About 3 years have passed since the last Jay-Z album - Magna Carta Holy Grail (MCHG) and there's not an Afro or comb in sight. To seasoned fans they know that the fro in the past has been an indicator that the BK emcee is back in his creative element to make a record. Failing the afro, there's also the clandestine gathering of super producers; Timbaland, Swizz Beatz, Pharrell, Just Blaze and the zen-master Rick Rubin to name a few but they all seem relatively vacant regarding any new projects from the Jiggaman.
The mogul from Marcy projects could be forgiven for taking his eye off the ball with the acquisition of Tidal requiring his time and energy. Rocafella records signee Memphis Bleek also mentioned in a recent interview that he does'nt think that Jay would release another album. However, at the back of Jay's mind will be a certain $150 million deal signed in 2008 which allegedly involves the release of 3 albums within a decade. Well, times almost up and it seems all is quiet as far as albums go in the corridors of the Roc Nation's offices.
Mr Carter is presented with an interesting challenge/opportunity. Tidal celebrated their 1 millionth subscriber last year with a concert in the home borough of Brooklyn representing modest growth when compared to the 15-20 paid subscribers at Spotify, 10 million at Apple Music not to mention Pandora, Google play, YouTube key loyalists.
Let's explore the options. Now let me preface this by saying, Jay will probably come up with a far more ingenious idea but here it goes anyway.
Option 1: Fulfil the livenation deal and release the new album on all outlets inc. Apple Music & Spotify.
Sounds crazy right. An owner of a streaming company placing his new potentially platinum album on the platform of his competitors? Hustling backwards is the term that springs to mind as far as Tidal goes. But for Jay Z the artist it would appear to make the most financial sense given the user base of the rival streaming platforms. However, what message would this move give to the other artist owners and new subscribers about the platform.
In summary, I find this scenario highly unlikely. There is a clear desire to see Tidal become an established outlet that benefits the artists (to a slightly greater degree than its competitors).
Option 2: Pay-off livenation, partner-up and release the the album exclusively on tidal
Did I here you mutter 'hustling backwards' in your mind again? Well let's take a closer look.
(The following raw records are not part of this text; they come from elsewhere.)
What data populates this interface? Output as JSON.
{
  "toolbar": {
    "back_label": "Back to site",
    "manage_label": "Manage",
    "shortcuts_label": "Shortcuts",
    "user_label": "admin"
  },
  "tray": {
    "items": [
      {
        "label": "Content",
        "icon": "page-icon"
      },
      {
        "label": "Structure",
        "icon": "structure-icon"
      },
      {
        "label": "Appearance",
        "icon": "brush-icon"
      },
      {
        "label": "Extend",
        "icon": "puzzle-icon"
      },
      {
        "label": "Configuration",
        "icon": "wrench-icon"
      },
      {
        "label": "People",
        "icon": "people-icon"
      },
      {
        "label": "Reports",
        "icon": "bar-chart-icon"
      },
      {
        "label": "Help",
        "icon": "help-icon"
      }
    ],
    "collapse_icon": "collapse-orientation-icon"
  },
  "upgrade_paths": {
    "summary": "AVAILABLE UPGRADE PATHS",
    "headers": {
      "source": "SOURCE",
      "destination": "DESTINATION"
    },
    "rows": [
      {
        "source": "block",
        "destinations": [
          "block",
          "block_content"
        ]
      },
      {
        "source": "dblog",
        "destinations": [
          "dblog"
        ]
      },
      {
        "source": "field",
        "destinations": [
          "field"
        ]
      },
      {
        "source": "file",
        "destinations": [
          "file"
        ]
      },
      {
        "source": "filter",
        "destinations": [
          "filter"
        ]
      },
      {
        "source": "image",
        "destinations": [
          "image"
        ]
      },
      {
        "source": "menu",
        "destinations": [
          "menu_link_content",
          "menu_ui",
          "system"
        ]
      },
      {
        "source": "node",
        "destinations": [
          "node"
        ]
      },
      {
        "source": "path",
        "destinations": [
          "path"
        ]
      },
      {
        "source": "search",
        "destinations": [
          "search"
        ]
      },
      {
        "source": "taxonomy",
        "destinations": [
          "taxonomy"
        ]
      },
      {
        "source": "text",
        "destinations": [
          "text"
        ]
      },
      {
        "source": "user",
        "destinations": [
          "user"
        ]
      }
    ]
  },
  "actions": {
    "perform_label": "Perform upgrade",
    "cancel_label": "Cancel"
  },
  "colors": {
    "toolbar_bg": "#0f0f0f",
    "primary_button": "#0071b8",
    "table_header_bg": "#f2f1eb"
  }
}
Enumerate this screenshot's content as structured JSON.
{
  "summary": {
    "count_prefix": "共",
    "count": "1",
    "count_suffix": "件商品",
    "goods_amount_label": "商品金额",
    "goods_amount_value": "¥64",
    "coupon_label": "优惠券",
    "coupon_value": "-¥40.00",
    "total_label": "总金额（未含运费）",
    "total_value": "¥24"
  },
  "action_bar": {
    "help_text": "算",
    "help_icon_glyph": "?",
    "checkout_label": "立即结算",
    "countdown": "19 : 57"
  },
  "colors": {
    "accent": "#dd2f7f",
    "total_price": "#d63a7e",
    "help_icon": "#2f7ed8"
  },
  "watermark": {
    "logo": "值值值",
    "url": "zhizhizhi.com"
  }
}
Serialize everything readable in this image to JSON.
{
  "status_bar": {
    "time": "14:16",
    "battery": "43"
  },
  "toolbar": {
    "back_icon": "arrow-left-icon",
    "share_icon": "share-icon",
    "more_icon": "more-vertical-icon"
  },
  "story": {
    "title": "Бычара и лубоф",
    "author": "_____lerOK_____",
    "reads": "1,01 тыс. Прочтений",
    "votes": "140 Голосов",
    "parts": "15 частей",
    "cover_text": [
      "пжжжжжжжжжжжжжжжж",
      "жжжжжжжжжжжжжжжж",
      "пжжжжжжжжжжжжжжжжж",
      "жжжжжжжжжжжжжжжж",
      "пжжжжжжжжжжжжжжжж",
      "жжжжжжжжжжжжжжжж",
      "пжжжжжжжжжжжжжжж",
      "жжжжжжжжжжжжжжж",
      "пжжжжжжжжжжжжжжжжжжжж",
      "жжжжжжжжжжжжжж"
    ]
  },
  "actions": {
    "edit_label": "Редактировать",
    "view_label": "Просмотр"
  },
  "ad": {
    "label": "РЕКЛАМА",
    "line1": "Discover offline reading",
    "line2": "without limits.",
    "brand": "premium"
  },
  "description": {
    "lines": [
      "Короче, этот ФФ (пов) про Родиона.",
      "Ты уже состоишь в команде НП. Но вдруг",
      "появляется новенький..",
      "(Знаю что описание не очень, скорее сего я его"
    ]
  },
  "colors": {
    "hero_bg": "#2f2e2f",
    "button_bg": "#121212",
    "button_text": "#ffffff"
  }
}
Jay Z signed a mega deal with livenation in 2008 which included the release of 3 albums within a decade plus major tours etc. Livenation paid Mr Carter $10m for each album released so why not dip into the pot of wealth to pay-off the $10m and offset it by seeking an advance in a similar arrangement to the Samsung deal in which he pocketed $20m before any eager fan had pressed play. Releasing exclusively on tidal from a strictly monetary standpoint is also an opportunity to take advantage of the upturn in vinyl sales. Producing an exclusive collectable for the diehards could draw even the most streaming-adverse music fan to subscribe.
So how does he find a way to obtain that reach with the new album without sinking back into the arms of Dr Dre and Jimmy Iovine or even more humiliating, Daniel Ek? A Tidal/Samsung collaboration seems to make the most sense when taking into account the importance of the streaming platform to his portfolio not to mention his music and business legacy. There are over 200 million Samsung smartphone users worldwide and over 1.4 billion android actives who have potential access to the Tidal app.
Jay Z really doesn't need to release another album from an artistic viewpoint. His position is firmly cemented on the Mount Rushmore of hiphop however, a samsung-powered collaboration maybe the stimulus required for Tidal in what is the biggest challenge of his career thus far.
photo credit: Nathaniel Goldberg
Publised on Hypebot 29/01/16